PROBLEM TO SOLVE: Every record that follows must be returned word for word.

━━ SUPPLIED DATA ━━

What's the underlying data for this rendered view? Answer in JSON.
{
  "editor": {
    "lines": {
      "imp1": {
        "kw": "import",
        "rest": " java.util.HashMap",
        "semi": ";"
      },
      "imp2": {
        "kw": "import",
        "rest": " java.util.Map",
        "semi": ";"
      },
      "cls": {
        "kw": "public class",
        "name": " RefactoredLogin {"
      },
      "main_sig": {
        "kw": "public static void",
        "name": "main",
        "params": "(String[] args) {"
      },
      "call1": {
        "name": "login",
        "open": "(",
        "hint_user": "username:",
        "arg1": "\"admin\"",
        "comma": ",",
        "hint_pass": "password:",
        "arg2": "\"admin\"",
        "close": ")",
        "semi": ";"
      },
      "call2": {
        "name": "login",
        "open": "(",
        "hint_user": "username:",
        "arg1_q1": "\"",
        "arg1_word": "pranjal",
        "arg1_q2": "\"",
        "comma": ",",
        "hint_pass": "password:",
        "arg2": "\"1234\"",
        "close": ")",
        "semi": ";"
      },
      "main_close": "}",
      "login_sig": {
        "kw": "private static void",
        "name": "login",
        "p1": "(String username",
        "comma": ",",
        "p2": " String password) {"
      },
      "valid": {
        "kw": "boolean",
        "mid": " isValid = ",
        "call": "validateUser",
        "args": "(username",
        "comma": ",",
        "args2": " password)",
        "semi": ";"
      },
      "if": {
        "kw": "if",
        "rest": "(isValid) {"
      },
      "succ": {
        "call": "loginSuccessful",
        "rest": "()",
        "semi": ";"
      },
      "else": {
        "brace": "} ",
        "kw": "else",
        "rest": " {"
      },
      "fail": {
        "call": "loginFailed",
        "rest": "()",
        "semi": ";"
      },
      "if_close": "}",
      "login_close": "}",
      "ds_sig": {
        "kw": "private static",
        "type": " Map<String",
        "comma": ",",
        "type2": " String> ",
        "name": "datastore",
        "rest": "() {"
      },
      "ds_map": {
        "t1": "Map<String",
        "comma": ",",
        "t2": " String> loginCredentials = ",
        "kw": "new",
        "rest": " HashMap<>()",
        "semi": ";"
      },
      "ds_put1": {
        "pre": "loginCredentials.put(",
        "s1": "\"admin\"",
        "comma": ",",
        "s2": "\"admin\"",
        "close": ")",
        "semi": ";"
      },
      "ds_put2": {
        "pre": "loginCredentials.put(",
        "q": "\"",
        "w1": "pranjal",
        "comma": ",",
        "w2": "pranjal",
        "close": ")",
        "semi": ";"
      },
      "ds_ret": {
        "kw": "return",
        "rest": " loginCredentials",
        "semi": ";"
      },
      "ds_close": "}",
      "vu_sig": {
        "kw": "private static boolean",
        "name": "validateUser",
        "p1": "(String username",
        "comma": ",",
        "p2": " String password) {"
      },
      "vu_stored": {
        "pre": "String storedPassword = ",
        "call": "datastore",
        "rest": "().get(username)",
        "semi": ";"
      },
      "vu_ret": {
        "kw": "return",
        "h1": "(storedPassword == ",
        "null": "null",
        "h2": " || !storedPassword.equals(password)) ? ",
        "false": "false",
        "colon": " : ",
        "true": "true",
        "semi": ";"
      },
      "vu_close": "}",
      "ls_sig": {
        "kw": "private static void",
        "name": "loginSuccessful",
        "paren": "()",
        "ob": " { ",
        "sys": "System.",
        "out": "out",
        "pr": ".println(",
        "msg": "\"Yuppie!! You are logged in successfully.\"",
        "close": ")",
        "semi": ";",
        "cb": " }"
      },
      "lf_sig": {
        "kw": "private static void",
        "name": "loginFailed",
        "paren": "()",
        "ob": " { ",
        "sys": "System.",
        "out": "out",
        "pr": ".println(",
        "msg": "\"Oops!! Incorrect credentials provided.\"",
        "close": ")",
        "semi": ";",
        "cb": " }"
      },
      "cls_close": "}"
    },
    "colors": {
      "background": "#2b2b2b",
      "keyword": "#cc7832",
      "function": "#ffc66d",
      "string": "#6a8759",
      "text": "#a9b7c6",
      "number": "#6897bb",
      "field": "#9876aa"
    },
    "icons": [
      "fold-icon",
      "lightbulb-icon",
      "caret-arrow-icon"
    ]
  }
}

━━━

RESPONSE:
What's the underlying data for this rendered view? Answer in JSON.
{
  "editor": {
    "lines": {
      "imp1": {
        "kw": "import",
        "rest": " java.util.HashMap",
        "semi": ";"
      },
      "imp2": {
        "kw": "import",
        "rest": " java.util.Map",
        "semi": ";"
      },
      "cls": {
        "kw": "public class",
        "name": " RefactoredLogin {"
      },
      "main_sig": {
        "kw": "public static void",
        "name": "main",
        "params": "(String[] args) {"
      },
      "call1": {
        "name": "login",
        "open": "(",
        "hint_user": "username:",
        "arg1": "\"admin\"",
        "comma": ",",
        "hint_pass": "password:",
        "arg2": "\"admin\"",
        "close": ")",
        "semi": ";"
      },
      "call2": {
        "name": "login",
        "open": "(",
        "hint_user": "username:",
        "arg1_q1": "\"",
        "arg1_word": "pranjal",
        "arg1_q2": "\"",
        "comma": ",",
        "hint_pass": "password:",
        "arg2": "\"1234\"",
        "close": ")",
        "semi": ";"
      },
      "main_close": "}",
      "login_sig": {
        "kw": "private static void",
        "name": "login",
        "p1": "(String username",
        "comma": ",",
        "p2": " String password) {"
      },
      "valid": {
        "kw": "boolean",
        "mid": " isValid = ",
        "call": "validateUser",
        "args": "(username",
        "comma": ",",
        "args2": " password)",
        "semi": ";"
      },
      "if": {
        "kw": "if",
        "rest": "(isValid) {"
      },
      "succ": {
        "call": "loginSuccessful",
        "rest": "()",
        "semi": ";"
      },
      "else": {
        "brace": "} ",
        "kw": "else",
        "rest": " {"
      },
      "fail": {
        "call": "loginFailed",
        "rest": "()",
        "semi": ";"
      },
      "if_close": "}",
      "login_close": "}",
      "ds_sig": {
        "kw": "private static",
        "type": " Map<String",
        "comma": ",",
        "type2": " String> ",
        "name": "datastore",
        "rest": "() {"
      },
      "ds_map": {
        "t1": "Map<String",
        "comma": ",",
        "t2": " String> loginCredentials = ",
        "kw": "new",
        "rest": " HashMap<>()",
        "semi": ";"
      },
      "ds_put1": {
        "pre": "loginCredentials.put(",
        "s1": "\"admin\"",
        "comma": ",",
        "s2": "\"admin\"",
        "close": ")",
        "semi": ";"
      },
      "ds_put2": {
        "pre": "loginCredentials.put(",
        "q": "\"",
        "w1": "pranjal",
        "comma": ",",
        "w2": "pranjal",
        "close": ")",
        "semi": ";"
      },
      "ds_ret": {
        "kw": "return",
        "rest": " loginCredentials",
        "semi": ";"
      },
      "ds_close": "}",
      "vu_sig": {
        "kw": "private static boolean",
        "name": "validateUser",
        "p1": "(String username",
        "comma": ",",
        "p2": " String password) {"
      },
      "vu_stored": {
        "pre": "String storedPassword = ",
        "call": "datastore",
        "rest": "().get(username)",
        "semi": ";"
      },
      "vu_ret": {
        "kw": "return",
        "h1": "(storedPassword == ",
        "null": "null",
        "h2": " || !storedPassword.equals(password)) ? ",
        "false": "false",
        "colon": " : ",
        "true": "true",
        "semi": ";"
      },
      "vu_close": "}",
      "ls_sig": {
        "kw": "private static void",
        "name": "loginSuccessful",
        "paren": "()",
        "ob": " { ",
        "sys": "System.",
        "out": "out",
        "pr": ".println(",
        "msg": "\"Yuppie!! You are logged in successfully.\"",
        "close": ")",
        "semi": ";",
        "cb": " }"
      },
      "lf_sig": {
        "kw": "private static void",
        "name": "loginFailed",
        "paren": "()",
        "ob": " { ",
        "sys": "System.",
        "out": "out",
        "pr": ".println(",
        "msg": "\"Oops!! Incorrect credentials provided.\"",
        "close": ")",
        "semi": ";",
        "cb": " }"
      },
      "cls_close": "}"
    },
    "colors": {
      "background": "#2b2b2b",
      "keyword": "#cc7832",
      "function": "#ffc66d",
      "string": "#6a8759",
      "text": "#a9b7c6",
      "number": "#6897bb",
      "field": "#9876aa"
    },
    "icons": [
      "fold-icon",
      "lightbulb-icon",
      "caret-arrow-icon"
    ]
  }
}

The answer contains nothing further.